Professor Glenn Hardaker, University of Huddersfield
Tuesday 21st May 2013 - 4:00pm
Room 1.67, Glamorgan Building

Public Seminar series hosted by the Environment Research Group.

The talk will share experiences and explore some findings from extensive fieldwork into the madrasah concept of Islamic pedagogy.

The research has sought to bridge the longstanding gap between modern approaches to pedagogy, which encourage innovation, and traditional notions of Islamic education, which may be perceived as stifling it.

In 2011 Glenn Hardaker lived in the ancient medina in Fes, Morocco, where they carried out fieldwork at madrasahs such as al-Qarawiyyin – founded as a religious school in 859 and regarded as the world’s oldest continually operating university. In 2011 and 2012 he continued his research in Malaysia with further extensive fieldwork in Islamic universities and madrasahs.

He has undertaken joint studies of the characterising ideas of a Islamic pedagogy, as underpinned by Islamic heritage in relation to the spoken word, memorisation and Islamic belief in relation to prophecy. Examining how the respective roles of and relationships between tradition, culture, religion and education shape the interactions between teachers and learners, this strand of research highlighted the nascent difficulties faced by madrasahs amid a growing shift in student perceptions from the spiritual to the secular.

Professor Glenn Hardaker, University of Huddersfield

National Teaching Fellow, Higher Education Academy (UK)

Professor of Innovation & Learning
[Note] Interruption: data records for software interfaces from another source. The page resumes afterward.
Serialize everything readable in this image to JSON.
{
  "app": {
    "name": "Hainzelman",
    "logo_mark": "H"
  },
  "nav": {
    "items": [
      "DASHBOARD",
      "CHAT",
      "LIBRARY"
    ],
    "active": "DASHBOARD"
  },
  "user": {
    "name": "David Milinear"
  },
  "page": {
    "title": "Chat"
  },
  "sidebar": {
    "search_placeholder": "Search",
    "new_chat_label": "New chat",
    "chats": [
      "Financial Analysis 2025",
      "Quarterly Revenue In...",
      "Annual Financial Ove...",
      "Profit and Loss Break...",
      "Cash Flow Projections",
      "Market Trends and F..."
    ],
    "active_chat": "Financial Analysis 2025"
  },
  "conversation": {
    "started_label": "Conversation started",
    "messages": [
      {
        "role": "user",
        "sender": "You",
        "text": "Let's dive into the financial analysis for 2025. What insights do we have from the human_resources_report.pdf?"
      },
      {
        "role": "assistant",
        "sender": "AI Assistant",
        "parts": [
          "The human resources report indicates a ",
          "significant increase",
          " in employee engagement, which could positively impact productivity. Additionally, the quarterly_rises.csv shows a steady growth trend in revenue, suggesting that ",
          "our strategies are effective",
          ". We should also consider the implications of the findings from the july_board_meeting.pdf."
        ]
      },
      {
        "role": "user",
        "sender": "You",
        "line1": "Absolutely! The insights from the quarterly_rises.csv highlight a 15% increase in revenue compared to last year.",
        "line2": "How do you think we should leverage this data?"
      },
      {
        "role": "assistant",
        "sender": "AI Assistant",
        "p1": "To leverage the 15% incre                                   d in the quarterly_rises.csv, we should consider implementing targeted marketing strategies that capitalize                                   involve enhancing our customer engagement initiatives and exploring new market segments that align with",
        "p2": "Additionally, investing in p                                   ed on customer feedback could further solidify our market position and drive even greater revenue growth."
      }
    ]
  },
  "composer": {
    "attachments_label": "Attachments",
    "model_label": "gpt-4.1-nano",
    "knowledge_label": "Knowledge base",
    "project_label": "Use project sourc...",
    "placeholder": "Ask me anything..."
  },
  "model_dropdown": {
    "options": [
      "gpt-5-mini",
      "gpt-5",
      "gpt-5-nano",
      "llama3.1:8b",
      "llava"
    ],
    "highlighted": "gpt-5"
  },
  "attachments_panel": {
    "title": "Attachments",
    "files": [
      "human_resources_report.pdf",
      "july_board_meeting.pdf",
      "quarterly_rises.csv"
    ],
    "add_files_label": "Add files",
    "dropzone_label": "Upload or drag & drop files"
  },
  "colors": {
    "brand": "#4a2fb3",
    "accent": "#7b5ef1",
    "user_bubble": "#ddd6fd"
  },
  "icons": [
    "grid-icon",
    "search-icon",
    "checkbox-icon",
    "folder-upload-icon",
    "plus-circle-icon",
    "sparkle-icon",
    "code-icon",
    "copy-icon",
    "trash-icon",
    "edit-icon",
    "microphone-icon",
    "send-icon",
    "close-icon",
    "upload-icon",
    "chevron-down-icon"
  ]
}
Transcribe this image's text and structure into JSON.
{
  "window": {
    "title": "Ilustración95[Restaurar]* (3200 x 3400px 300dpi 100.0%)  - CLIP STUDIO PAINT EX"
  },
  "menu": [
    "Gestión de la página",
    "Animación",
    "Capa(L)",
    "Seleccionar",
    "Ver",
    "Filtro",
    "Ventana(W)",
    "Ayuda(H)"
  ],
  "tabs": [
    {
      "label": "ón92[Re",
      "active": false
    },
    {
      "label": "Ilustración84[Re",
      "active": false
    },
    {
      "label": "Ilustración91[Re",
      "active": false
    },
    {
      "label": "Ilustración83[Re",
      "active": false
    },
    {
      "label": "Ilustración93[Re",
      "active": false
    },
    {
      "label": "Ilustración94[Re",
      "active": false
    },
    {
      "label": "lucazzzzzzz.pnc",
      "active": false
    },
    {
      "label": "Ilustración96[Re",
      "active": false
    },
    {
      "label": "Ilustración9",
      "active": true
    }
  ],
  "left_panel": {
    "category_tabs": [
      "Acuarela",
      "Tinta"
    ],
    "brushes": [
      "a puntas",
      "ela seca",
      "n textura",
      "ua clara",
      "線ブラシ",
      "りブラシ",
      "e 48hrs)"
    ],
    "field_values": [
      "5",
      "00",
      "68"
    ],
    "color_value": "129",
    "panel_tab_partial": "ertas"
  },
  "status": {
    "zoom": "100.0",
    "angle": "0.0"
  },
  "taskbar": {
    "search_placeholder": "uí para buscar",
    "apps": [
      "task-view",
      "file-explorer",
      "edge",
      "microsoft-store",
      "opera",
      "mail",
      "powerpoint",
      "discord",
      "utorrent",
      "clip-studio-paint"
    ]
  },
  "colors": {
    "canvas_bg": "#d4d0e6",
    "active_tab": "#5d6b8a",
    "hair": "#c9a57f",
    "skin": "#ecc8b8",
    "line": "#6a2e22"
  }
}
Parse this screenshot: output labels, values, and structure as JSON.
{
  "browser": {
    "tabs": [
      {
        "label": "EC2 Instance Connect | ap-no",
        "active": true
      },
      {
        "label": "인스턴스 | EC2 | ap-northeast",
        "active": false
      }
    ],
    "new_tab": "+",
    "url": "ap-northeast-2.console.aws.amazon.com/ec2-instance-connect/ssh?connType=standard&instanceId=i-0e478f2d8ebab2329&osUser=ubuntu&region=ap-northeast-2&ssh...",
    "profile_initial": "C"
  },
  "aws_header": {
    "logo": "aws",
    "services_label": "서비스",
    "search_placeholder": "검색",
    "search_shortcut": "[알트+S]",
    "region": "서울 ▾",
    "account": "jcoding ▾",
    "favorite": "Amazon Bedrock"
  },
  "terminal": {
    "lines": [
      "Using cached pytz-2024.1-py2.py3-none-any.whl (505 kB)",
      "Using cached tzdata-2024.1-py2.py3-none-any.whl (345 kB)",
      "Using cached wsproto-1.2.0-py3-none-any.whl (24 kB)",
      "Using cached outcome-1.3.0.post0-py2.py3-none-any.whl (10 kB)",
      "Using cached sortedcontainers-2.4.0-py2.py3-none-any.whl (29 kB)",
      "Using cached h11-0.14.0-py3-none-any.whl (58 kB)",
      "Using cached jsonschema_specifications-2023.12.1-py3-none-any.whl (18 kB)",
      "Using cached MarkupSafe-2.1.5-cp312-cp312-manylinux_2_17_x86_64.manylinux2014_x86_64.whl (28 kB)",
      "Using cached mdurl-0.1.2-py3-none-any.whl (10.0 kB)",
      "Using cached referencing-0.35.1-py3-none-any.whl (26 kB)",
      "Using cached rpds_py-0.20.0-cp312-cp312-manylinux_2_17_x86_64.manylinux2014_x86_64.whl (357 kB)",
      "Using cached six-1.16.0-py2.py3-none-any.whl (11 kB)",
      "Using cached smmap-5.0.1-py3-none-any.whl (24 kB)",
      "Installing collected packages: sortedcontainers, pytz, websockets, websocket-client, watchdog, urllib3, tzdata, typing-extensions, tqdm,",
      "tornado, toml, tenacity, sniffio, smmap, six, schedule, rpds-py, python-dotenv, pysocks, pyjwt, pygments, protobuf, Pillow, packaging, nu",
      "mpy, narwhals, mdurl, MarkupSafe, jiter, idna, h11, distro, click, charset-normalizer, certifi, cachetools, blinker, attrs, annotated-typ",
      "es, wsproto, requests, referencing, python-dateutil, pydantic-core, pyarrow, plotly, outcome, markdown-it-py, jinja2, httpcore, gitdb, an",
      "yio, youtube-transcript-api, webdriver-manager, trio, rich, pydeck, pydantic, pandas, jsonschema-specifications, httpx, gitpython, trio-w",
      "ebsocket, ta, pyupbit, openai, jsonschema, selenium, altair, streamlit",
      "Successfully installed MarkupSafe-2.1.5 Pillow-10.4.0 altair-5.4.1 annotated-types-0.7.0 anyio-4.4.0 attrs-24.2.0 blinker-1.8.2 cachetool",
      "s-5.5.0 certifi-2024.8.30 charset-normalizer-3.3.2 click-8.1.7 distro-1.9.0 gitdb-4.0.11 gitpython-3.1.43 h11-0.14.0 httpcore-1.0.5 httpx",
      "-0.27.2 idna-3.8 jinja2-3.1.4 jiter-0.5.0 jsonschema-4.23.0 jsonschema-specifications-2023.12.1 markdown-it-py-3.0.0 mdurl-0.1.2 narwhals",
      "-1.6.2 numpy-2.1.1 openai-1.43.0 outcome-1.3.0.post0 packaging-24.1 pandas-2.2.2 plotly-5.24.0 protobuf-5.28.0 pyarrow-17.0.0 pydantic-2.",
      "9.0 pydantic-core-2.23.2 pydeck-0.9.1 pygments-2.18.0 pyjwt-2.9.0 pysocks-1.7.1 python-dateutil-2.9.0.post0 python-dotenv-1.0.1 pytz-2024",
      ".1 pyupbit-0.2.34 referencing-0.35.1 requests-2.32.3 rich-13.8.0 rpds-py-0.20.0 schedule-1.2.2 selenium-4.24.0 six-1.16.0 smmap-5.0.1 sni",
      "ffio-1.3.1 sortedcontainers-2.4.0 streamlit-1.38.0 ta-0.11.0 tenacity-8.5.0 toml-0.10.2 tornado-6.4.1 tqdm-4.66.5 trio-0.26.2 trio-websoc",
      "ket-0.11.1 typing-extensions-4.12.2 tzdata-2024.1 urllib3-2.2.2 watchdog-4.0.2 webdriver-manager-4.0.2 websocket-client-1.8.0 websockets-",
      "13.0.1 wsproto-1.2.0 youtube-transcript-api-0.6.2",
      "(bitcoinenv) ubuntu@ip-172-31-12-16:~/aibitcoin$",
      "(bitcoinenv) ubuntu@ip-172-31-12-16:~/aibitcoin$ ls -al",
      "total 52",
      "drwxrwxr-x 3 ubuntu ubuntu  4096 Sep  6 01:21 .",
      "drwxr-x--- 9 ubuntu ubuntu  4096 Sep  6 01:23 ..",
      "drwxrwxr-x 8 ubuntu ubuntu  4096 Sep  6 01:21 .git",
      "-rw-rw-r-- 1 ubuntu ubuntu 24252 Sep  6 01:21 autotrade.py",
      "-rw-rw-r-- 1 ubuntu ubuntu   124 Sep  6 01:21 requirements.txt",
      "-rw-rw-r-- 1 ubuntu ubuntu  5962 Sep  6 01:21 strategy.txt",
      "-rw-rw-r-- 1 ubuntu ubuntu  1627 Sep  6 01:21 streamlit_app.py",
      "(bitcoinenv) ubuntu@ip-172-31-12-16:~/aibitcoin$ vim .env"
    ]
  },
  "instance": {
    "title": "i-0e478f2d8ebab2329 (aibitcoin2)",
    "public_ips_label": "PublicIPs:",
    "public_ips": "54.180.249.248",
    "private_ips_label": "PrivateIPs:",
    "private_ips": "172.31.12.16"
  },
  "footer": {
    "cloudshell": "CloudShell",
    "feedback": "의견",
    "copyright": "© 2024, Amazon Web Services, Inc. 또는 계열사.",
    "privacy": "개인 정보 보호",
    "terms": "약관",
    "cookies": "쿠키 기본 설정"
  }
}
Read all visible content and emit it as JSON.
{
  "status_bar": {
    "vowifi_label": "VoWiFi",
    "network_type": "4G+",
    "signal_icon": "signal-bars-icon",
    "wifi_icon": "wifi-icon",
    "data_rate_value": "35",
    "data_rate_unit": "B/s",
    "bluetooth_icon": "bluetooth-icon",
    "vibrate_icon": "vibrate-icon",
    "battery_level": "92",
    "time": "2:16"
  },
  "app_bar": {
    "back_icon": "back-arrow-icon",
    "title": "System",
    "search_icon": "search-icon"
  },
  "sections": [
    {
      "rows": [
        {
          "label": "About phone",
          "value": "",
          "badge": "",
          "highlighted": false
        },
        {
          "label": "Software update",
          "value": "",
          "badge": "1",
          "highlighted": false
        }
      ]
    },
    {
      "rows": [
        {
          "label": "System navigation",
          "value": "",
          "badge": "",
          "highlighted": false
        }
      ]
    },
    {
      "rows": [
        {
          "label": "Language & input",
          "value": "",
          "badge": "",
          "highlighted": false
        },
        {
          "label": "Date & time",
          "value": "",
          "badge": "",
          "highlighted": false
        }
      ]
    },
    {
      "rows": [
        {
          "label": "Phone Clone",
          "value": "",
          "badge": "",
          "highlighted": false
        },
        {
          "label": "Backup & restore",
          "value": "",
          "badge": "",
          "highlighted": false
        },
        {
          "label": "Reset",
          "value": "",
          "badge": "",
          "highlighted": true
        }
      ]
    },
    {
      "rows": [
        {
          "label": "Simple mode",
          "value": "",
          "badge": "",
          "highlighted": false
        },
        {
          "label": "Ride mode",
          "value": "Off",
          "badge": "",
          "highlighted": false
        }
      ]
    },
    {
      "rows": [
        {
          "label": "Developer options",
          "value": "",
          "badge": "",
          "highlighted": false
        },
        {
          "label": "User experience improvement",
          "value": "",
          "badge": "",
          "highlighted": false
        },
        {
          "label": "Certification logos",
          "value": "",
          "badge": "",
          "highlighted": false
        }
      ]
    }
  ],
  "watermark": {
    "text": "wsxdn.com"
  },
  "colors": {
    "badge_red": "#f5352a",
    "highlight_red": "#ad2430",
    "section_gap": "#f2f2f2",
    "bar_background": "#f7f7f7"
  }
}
Professor Glenn Hardaker has been a teacher and researcher of innovation and learning for over 20 years. His research is focused on Islamic pedagogy with interests in inclusion, innovation and learning. He is also Editor of Multicultural Education & Technology Journal and Campus Wide Information Systems. He has travelled with scholarly intent in many countries and this has made him conscious of international issues in higher education. He has a long interest in the Islamic world and most recently he lived, with his family, in Morocco and north Malaysia searching for excellence in Islamic education.